╔══
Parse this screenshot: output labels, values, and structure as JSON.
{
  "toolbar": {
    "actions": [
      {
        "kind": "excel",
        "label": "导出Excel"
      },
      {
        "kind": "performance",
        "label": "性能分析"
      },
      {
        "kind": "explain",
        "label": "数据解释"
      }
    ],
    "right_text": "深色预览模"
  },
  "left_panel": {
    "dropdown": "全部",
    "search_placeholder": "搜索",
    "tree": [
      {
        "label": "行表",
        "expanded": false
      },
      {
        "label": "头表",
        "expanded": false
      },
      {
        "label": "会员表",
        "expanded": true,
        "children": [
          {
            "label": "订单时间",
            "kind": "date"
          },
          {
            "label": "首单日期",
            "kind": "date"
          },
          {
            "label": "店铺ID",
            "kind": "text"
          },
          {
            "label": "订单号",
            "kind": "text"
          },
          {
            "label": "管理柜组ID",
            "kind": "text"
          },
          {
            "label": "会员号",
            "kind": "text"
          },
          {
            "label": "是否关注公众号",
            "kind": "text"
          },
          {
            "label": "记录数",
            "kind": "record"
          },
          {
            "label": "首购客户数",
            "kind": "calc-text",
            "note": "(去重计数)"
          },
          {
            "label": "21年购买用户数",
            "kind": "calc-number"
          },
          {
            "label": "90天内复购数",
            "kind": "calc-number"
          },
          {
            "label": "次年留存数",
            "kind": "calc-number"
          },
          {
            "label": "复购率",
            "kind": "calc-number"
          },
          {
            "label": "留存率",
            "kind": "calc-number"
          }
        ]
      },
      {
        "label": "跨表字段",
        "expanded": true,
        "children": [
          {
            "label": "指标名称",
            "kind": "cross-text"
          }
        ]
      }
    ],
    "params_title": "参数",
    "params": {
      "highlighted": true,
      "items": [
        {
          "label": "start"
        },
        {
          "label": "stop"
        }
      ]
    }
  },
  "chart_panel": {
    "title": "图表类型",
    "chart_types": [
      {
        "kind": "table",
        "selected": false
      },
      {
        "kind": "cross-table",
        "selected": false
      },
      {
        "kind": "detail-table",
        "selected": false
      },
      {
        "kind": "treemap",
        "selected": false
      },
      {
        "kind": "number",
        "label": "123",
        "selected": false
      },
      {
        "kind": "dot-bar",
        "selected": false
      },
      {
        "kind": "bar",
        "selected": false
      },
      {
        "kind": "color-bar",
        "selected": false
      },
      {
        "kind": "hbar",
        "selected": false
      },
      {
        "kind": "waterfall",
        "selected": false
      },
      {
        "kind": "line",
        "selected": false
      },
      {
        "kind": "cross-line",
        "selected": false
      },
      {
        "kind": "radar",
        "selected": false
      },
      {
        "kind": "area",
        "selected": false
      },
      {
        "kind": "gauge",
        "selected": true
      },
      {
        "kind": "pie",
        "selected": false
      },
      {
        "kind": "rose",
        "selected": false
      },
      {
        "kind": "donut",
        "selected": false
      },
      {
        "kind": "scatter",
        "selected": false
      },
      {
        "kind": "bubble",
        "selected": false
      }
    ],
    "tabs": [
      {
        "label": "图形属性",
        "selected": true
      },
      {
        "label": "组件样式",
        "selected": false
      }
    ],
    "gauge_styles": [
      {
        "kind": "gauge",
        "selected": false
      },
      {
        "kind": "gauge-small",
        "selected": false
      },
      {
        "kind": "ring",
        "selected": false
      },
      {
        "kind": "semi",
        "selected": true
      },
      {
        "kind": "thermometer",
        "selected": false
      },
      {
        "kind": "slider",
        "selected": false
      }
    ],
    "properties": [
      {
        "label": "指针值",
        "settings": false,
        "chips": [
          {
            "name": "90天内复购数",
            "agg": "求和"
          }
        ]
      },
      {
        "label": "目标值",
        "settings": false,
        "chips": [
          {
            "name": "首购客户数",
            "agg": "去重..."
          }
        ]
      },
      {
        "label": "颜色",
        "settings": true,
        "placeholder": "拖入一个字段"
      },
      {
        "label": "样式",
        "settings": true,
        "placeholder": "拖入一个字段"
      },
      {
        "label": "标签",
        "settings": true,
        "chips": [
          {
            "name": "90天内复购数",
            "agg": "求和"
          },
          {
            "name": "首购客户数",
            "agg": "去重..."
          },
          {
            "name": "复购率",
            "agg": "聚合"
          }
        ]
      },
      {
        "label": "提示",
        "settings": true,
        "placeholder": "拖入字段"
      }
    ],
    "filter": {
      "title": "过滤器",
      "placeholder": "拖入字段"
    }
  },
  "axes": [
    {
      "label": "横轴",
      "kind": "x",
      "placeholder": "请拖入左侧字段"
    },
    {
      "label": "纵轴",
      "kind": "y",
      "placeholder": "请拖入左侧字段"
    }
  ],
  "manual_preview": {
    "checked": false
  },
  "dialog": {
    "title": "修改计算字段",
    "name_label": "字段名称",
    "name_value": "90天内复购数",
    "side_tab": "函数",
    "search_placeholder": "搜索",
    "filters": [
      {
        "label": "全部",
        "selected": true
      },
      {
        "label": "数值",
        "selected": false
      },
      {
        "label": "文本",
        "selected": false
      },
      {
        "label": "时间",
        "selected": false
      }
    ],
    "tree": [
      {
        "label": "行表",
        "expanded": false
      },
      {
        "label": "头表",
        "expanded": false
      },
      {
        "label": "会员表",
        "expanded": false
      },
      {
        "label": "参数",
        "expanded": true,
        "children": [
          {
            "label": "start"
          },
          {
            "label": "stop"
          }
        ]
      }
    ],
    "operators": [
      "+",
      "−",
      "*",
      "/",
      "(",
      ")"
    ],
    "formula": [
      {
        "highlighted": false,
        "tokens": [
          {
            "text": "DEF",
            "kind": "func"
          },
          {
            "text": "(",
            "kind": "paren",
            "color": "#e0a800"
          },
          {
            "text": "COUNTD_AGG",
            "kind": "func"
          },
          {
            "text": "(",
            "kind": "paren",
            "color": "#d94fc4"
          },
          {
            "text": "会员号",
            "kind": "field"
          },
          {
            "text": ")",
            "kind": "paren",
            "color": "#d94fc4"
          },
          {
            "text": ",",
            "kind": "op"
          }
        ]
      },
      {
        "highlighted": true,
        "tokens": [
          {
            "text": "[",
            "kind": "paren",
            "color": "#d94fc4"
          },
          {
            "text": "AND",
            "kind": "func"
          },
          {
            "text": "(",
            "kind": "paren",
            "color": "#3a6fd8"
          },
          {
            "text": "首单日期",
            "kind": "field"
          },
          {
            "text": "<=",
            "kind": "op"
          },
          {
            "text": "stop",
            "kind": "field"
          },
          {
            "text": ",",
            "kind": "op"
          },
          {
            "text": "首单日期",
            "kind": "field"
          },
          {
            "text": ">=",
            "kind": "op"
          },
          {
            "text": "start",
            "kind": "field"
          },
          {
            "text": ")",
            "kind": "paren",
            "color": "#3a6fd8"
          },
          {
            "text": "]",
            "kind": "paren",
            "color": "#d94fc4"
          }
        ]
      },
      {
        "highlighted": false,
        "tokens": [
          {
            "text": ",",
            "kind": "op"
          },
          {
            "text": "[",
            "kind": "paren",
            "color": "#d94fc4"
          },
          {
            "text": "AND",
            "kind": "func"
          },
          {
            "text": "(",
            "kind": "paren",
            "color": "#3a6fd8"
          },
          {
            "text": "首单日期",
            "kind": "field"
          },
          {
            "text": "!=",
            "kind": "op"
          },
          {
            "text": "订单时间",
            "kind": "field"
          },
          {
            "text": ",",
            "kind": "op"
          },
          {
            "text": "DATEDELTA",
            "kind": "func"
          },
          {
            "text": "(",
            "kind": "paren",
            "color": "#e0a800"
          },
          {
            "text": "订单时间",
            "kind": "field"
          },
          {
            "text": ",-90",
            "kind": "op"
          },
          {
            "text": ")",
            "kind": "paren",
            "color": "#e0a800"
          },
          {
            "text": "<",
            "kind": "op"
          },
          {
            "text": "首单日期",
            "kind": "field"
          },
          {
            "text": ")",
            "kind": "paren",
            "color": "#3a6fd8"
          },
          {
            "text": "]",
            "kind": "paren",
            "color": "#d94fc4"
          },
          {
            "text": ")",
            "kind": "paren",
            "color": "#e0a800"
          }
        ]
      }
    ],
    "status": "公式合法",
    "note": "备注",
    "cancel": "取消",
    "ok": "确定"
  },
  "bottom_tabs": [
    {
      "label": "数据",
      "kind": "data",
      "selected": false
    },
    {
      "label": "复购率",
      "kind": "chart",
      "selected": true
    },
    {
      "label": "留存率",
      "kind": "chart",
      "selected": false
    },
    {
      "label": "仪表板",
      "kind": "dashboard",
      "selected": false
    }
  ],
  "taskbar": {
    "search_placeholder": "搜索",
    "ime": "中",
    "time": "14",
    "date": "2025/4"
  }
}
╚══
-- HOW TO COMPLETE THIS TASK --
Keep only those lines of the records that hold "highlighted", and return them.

-- RESULT FOR THIS TASK --
      "highlighted": true,
        "highlighted": false,
        "highlighted": true,
        "highlighted": false,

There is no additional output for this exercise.